The Policy at issue states “[Crum] will have the right and duty to defend the insured against any “suit” seeking [“bodily injury” or “property damage”]. “However, [Crum] will have no duty to defend the insured against any “suit” seeking “bodily injury” or “property damage” to which this insurance does not apply.” A “suit” is defined as:
. . . a civil proceeding . . . includ[ing]: an arbitration proceeding in which such damages are claimed and to which the insured must submit or does submit with our consent; or [a]ny other alternative dispute resolution proceeding in which such damages are claimed and to which the insured submits with our consent.
Altman argued the Chapter 558 process is a “civil proceeding” and therefore a “suit” under the policy as “[it] is a condition precedent to bringing a lawsuit and impacts any subsequent lawsuit.” Altman alternatively argued if the Chapter 558 process is not a “suit,” it still qualifies as an “alternative dispute resolution proceeding,” triggering Crum’s duty to defend. In opposition, Crum argued a “suit” requires a proceeding that determines the insured’s legal liability to pay damages and the Chapter 558 process “provides no mechanism to seek, and no adjudicatory procedure for, a determination of the insured’s legal obligation to pay damages[.]”
Both parties argued that if the Court ruled against them, the outcome would frustrate the intent of the Florida Legislature. Altman argued if the Chapter 558 Notice process did not trigger a carrier’s duty to defend, then many insured would simply not respond to the Chapter 558 Notice so as to invite litigation which would then require a carrier to defend the insured.
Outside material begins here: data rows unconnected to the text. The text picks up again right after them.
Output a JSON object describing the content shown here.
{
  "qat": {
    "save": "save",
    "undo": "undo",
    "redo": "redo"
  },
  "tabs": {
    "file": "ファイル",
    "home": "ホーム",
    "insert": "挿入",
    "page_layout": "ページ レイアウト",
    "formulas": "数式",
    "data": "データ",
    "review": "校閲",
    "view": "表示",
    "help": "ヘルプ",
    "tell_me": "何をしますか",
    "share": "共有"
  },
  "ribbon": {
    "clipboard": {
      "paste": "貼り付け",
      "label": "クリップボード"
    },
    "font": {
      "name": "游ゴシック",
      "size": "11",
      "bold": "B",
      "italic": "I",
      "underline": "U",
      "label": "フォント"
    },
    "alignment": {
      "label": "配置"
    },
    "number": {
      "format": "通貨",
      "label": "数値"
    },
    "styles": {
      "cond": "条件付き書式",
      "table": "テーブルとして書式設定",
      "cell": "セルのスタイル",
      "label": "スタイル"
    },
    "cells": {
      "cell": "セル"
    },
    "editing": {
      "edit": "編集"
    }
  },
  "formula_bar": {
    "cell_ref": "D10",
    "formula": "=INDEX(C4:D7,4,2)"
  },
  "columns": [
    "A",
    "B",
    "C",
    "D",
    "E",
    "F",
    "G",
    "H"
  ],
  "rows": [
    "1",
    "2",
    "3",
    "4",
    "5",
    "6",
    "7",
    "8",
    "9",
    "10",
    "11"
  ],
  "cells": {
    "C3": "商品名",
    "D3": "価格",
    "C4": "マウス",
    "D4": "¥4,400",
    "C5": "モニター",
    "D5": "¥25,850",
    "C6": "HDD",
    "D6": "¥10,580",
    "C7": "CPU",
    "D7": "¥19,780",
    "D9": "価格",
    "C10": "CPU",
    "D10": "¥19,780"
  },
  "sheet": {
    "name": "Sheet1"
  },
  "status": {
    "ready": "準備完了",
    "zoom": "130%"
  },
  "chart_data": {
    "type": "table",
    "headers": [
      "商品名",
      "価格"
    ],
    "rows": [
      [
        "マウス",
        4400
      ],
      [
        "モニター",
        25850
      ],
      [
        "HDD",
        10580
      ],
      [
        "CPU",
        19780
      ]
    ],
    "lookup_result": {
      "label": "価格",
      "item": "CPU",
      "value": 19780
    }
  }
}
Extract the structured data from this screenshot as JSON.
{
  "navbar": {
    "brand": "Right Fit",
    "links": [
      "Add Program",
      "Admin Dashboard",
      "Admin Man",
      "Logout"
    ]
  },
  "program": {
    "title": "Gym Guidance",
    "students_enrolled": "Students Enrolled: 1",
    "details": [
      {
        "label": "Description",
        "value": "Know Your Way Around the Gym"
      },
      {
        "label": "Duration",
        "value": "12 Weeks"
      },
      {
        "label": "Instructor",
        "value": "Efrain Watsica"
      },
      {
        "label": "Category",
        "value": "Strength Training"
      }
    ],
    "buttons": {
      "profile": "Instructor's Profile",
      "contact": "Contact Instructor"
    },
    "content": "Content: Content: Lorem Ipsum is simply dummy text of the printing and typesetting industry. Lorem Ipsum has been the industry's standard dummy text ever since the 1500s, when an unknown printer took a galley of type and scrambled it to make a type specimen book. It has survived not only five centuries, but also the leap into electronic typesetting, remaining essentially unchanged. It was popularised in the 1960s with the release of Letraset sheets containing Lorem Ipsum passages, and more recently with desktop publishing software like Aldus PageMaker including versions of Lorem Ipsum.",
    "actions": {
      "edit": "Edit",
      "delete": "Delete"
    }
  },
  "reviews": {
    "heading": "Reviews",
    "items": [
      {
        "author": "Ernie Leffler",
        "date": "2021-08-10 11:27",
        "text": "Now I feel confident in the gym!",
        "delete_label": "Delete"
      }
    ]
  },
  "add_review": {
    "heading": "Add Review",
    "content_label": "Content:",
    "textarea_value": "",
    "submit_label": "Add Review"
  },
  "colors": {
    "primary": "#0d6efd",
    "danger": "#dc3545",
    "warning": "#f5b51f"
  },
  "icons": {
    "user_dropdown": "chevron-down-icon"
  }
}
Crum on the other hand, argued forcing carriers to participate in the Chapter 558 process would increase costs to carriers and thus insureds. Moreover, Crum argued forcing carriers to defend the insured during the Chapter 558 process may cause claimants to obtain counsel during the process and result in both sides accumulating legal fees and diminishing the chance of settlement pre-suit.
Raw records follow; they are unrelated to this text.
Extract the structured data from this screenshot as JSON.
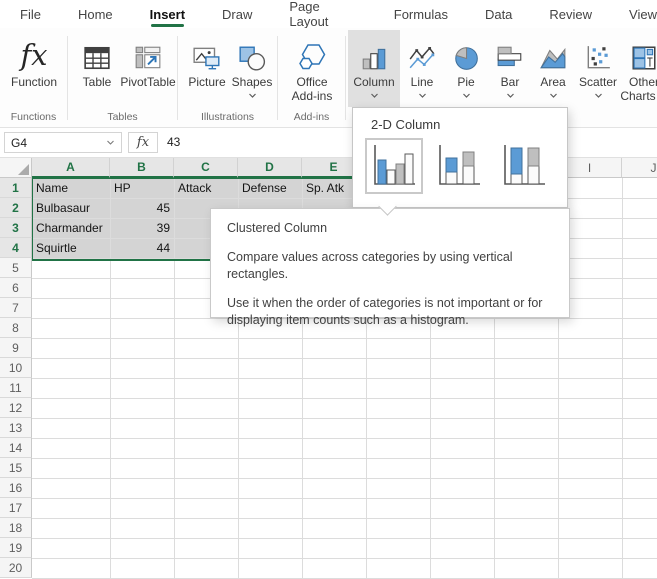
{
  "colors": {
    "excel-green": "#217346",
    "chart-blue": "#5B9BD5",
    "chart-blue-border": "#41719C",
    "chart-gray": "#BFBFBF",
    "chart-gray-border": "#7F7F7F",
    "selection-fill": "#D4D4D4"
  },
  "menu": {
    "file": "File",
    "home": "Home",
    "insert": "Insert",
    "draw": "Draw",
    "page_layout": "Page Layout",
    "formulas": "Formulas",
    "data": "Data",
    "review": "Review",
    "view": "View",
    "active_tab": "Insert"
  },
  "ribbon": {
    "fx_glyph": "fx",
    "function_label": "Function",
    "table_label": "Table",
    "pivottable_label": "PivotTable",
    "picture_label": "Picture",
    "shapes_label": "Shapes",
    "office_addins_line1": "Office",
    "office_addins_line2": "Add-ins",
    "column_label": "Column",
    "line_label": "Line",
    "pie_label": "Pie",
    "bar_label": "Bar",
    "area_label": "Area",
    "scatter_label": "Scatter",
    "other_charts_line1": "Other",
    "other_charts_line2": "Charts",
    "group_functions": "Functions",
    "group_tables": "Tables",
    "group_illustrations": "Illustrations",
    "group_addins": "Add-ins"
  },
  "formula_bar": {
    "name_box": "G4",
    "fx": "fx",
    "value": "43"
  },
  "dropdown": {
    "title": "2-D Column"
  },
  "tooltip": {
    "title": "Clustered Column",
    "line1": "Compare values across categories by using vertical rectangles.",
    "line2": "Use it when the order of categories is not important or for displaying item counts such as a histogram."
  },
  "grid": {
    "column_letters": [
      "A",
      "B",
      "C",
      "D",
      "E",
      "I",
      "J"
    ],
    "selected_columns": [
      "A",
      "B",
      "C",
      "D",
      "E"
    ],
    "row_count": 20,
    "selected_row_count": 4,
    "table": {
      "headers": [
        "Name",
        "HP",
        "Attack",
        "Defense",
        "Sp. Atk"
      ],
      "rows": [
        {
          "name": "Bulbasaur",
          "hp": "45"
        },
        {
          "name": "Charmander",
          "hp": "39"
        },
        {
          "name": "Squirtle",
          "hp": "44"
        }
      ]
    }
  }
}
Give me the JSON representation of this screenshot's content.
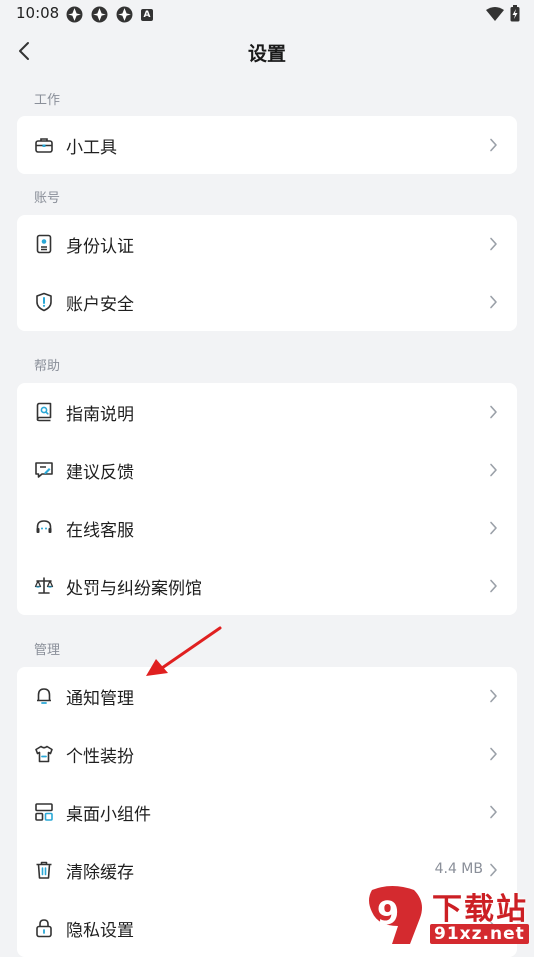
{
  "status_bar": {
    "time": "10:08",
    "notif_badge": "A"
  },
  "header": {
    "title": "设置"
  },
  "sections": [
    {
      "label": "工作",
      "items": [
        {
          "label": "小工具",
          "icon": "toolbox-icon"
        }
      ]
    },
    {
      "label": "账号",
      "items": [
        {
          "label": "身份认证",
          "icon": "id-card-icon"
        },
        {
          "label": "账户安全",
          "icon": "shield-icon"
        }
      ]
    },
    {
      "label": "帮助",
      "items": [
        {
          "label": "指南说明",
          "icon": "guide-book-icon"
        },
        {
          "label": "建议反馈",
          "icon": "feedback-icon"
        },
        {
          "label": "在线客服",
          "icon": "headset-icon"
        },
        {
          "label": "处罚与纠纷案例馆",
          "icon": "scale-icon"
        }
      ]
    },
    {
      "label": "管理",
      "items": [
        {
          "label": "通知管理",
          "icon": "bell-icon"
        },
        {
          "label": "个性装扮",
          "icon": "tshirt-icon"
        },
        {
          "label": "桌面小组件",
          "icon": "widget-icon"
        },
        {
          "label": "清除缓存",
          "icon": "trash-icon",
          "value": "4.4 MB"
        },
        {
          "label": "隐私设置",
          "icon": "lock-icon"
        }
      ]
    }
  ],
  "watermark": {
    "title": "下载站",
    "url": "91xz.net",
    "logo_text": "9"
  },
  "colors": {
    "background": "#f2f3f5",
    "card": "#ffffff",
    "accent_annotation": "#e02020",
    "watermark_red": "#cc1f24"
  }
}
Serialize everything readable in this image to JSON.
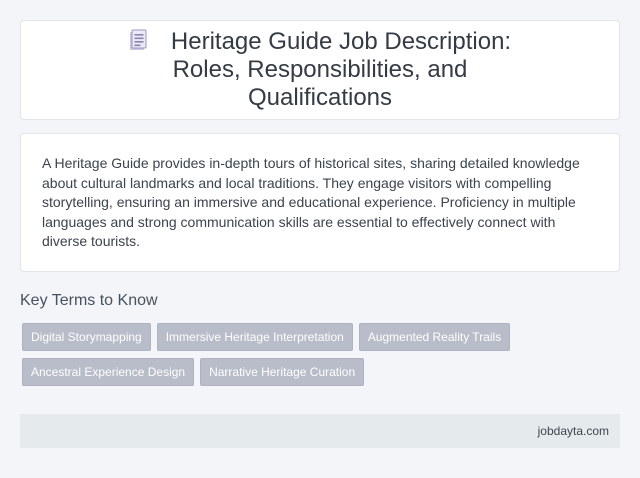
{
  "header": {
    "icon": "document-icon",
    "title": "Heritage Guide Job Description: Roles, Responsibilities, and Qualifications"
  },
  "description": {
    "text": "A Heritage Guide provides in-depth tours of historical sites, sharing detailed knowledge about cultural landmarks and local traditions. They engage visitors with compelling storytelling, ensuring an immersive and educational experience. Proficiency in multiple languages and strong communication skills are essential to effectively connect with diverse tourists."
  },
  "key_terms": {
    "heading": "Key Terms to Know",
    "items": [
      "Digital Storymapping",
      "Immersive Heritage Interpretation",
      "Augmented Reality Trails",
      "Ancestral Experience Design",
      "Narrative Heritage Curation"
    ]
  },
  "footer": {
    "source": "jobdayta.com"
  },
  "colors": {
    "background": "#f3f5f8",
    "card": "#ffffff",
    "tag": "#b9bcc9",
    "footer": "#e5eaec"
  }
}
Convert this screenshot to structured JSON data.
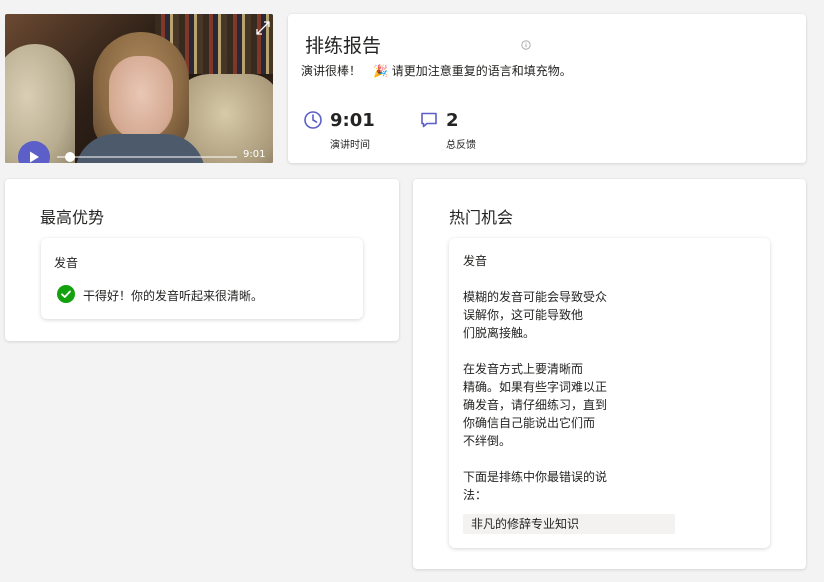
{
  "video": {
    "duration": "9:01",
    "progress": 0.07,
    "icons": {
      "play": "play-icon",
      "expand": "expand-icon"
    }
  },
  "report": {
    "title": "排练报告",
    "summary_praise": "演讲很棒！",
    "summary_emoji": "🎉",
    "summary_tip": "请更加注意重复的语言和填充物。",
    "metrics": [
      {
        "value": "9:01",
        "label": "演讲时间",
        "icon": "clock-icon"
      },
      {
        "value": "2",
        "label": "总反馈",
        "icon": "comment-icon"
      }
    ]
  },
  "strengths": {
    "title": "最高优势",
    "card": {
      "heading": "发音",
      "message": "干得好！你的发音听起来很清晰。"
    }
  },
  "opportunities": {
    "title": "热门机会",
    "card": {
      "heading": "发音",
      "paragraph1_lines": [
        "模糊的发音可能会导致受众",
        "误解你，这可能导致他",
        "们脱离接触。"
      ],
      "paragraph2_lines": [
        "在发音方式上要清晰而",
        "精确。如果有些字词难以正",
        "确发音，请仔细练习，直到",
        "你确信自己能说出它们而",
        "不绊倒。"
      ],
      "paragraph3_lines": [
        "下面是排练中你最错误的说",
        "法："
      ],
      "phrase": "非凡的修辞专业知识"
    }
  },
  "colors": {
    "accent": "#5b5fc7",
    "success": "#13a10e",
    "background": "#f3f3f4"
  }
}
After hearing conflicting motions for summary judgment, the United States District Court for the Southern District of Florida ruled in favor of Crum, holding the language of the policy was not ambiguous and the Chapter 558 process was not a “suit” triggering Crum’s duty to defend. Further, the Court held the Chapter 558 process does not satisfy the definition of a “civil proceeding” under Black’s Law Dictionary and was not a “proceeding” as the overall purpose was to avoid the commencement of litigation altogether, and was not, as Altman had argued, a part of a larger civil action.
Altman appealed to the Eleventh Circuit who found the terms “suit” and “civil proceeding” were ambiguous and although the policy defined a “suit” as a “civil proceeding,” there was no corresponding definition of a “civil proceeding.” As “civil proceeding” was undefined, the Court found the definitions presented by both Altman and Crum were reasonable interpretations. The Court went further and discussed that although the Florida Supreme Court had interpreted the meaning of a “proceeding” in a statute, no Florida court to date had addressed the same issue as to an insurance policy. The Court attempted to look further by going outside of Florida but did not find any states whose notice and repair statute contained the same language as Chapter 558.
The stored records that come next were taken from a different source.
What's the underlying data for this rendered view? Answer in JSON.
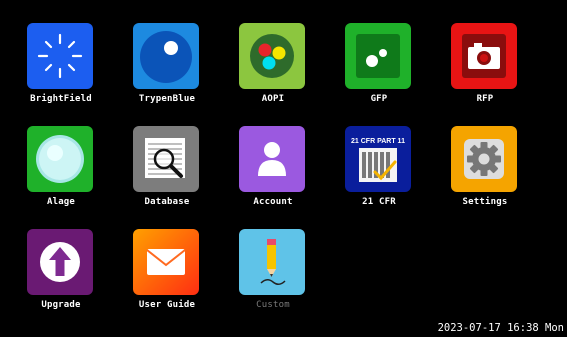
{
  "apps": [
    {
      "label": "BrightField"
    },
    {
      "label": "TrypenBlue"
    },
    {
      "label": "AOPI"
    },
    {
      "label": "GFP"
    },
    {
      "label": "RFP"
    },
    {
      "label": "Alage"
    },
    {
      "label": "Database"
    },
    {
      "label": "Account"
    },
    {
      "label": "21 CFR"
    },
    {
      "label": "Settings"
    },
    {
      "label": "Upgrade"
    },
    {
      "label": "User Guide"
    },
    {
      "label": "Custom"
    }
  ],
  "cfr_icon_text": "21 CFR PART 11",
  "clock": "2023-07-17 16:38 Mon"
}
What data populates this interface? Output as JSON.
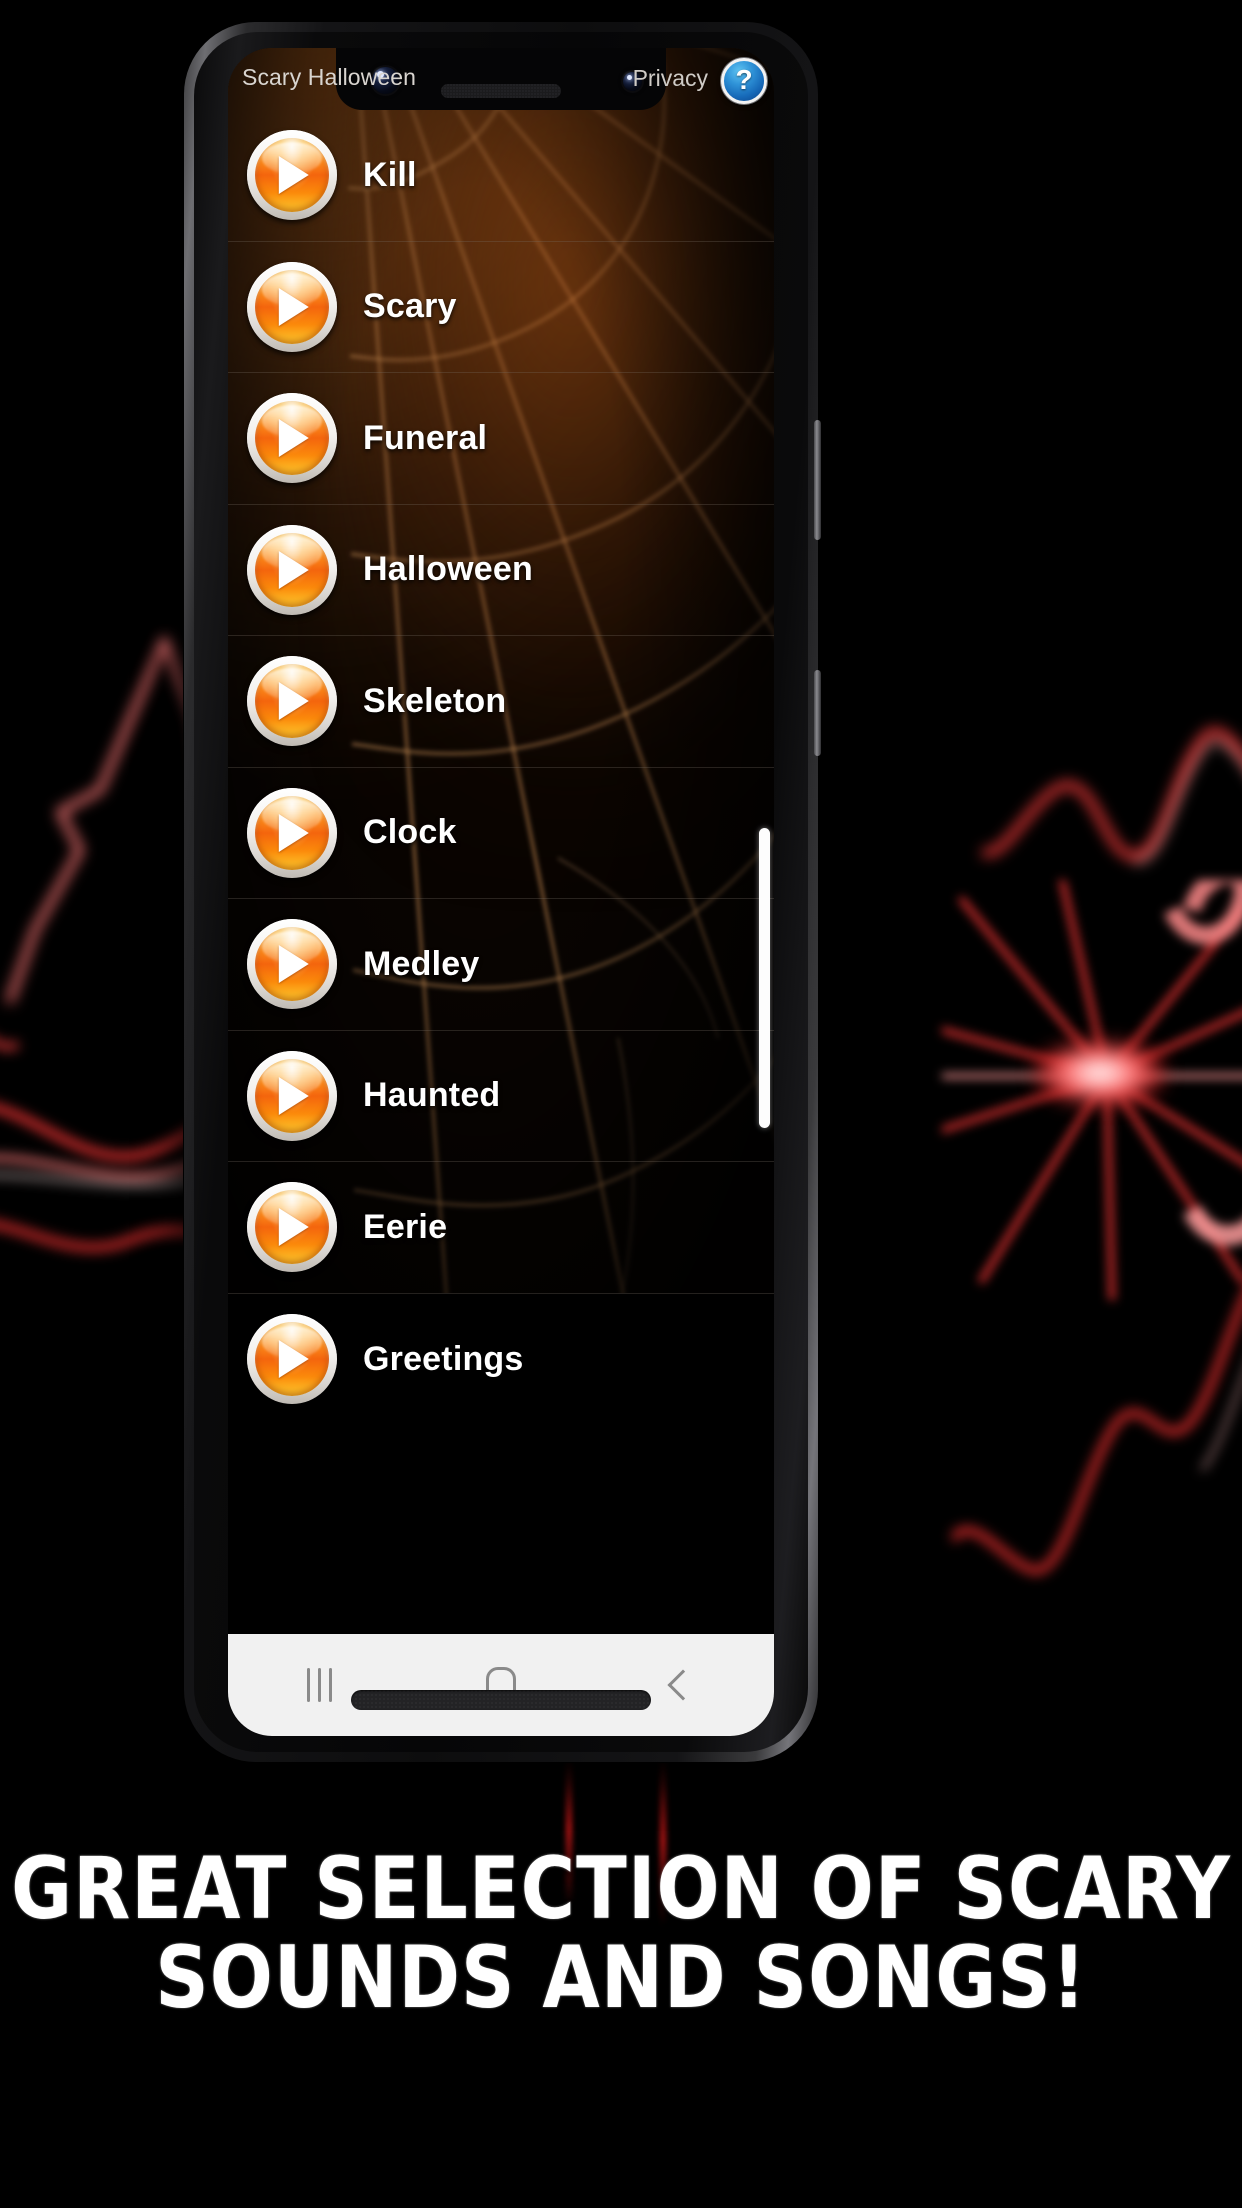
{
  "app": {
    "title": "Scary Halloween",
    "privacy_label": "Privacy",
    "help_icon_glyph": "?"
  },
  "sounds": [
    {
      "label": "Kill"
    },
    {
      "label": "Scary"
    },
    {
      "label": "Funeral"
    },
    {
      "label": "Halloween"
    },
    {
      "label": "Skeleton"
    },
    {
      "label": "Clock"
    },
    {
      "label": "Medley"
    },
    {
      "label": "Haunted"
    },
    {
      "label": "Eerie"
    },
    {
      "label": "Greetings"
    }
  ],
  "navbar": {
    "recents_label": "Recents",
    "home_label": "Home",
    "back_label": "Back"
  },
  "promo": {
    "line1": "Great selection of scary",
    "line2": "sounds and songs!"
  },
  "colors": {
    "accent_orange": "#f4650d",
    "help_blue": "#1669b8",
    "promo_text": "#ffffff",
    "background": "#000000",
    "glow_red": "#d61717",
    "web_brown": "#6b3a12"
  }
}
In light of the lack of clear case law, the significant policy implications, and the interplay with a state statute, the Eleventh Circuit certified the following question to the Florida Supreme Court: “Is the notice and repair process set forth in Chapter 558 of the Florida Statutes a “suit” within the meaning of the CGL policies issued by Crum to Altman?”
We will continue to follow this emerging case law closely and will report on any future rulings impacting these issues.
Elizabeth B. Ferguson
Board Certified Construction Lawyer
Partner / Practice Group Leader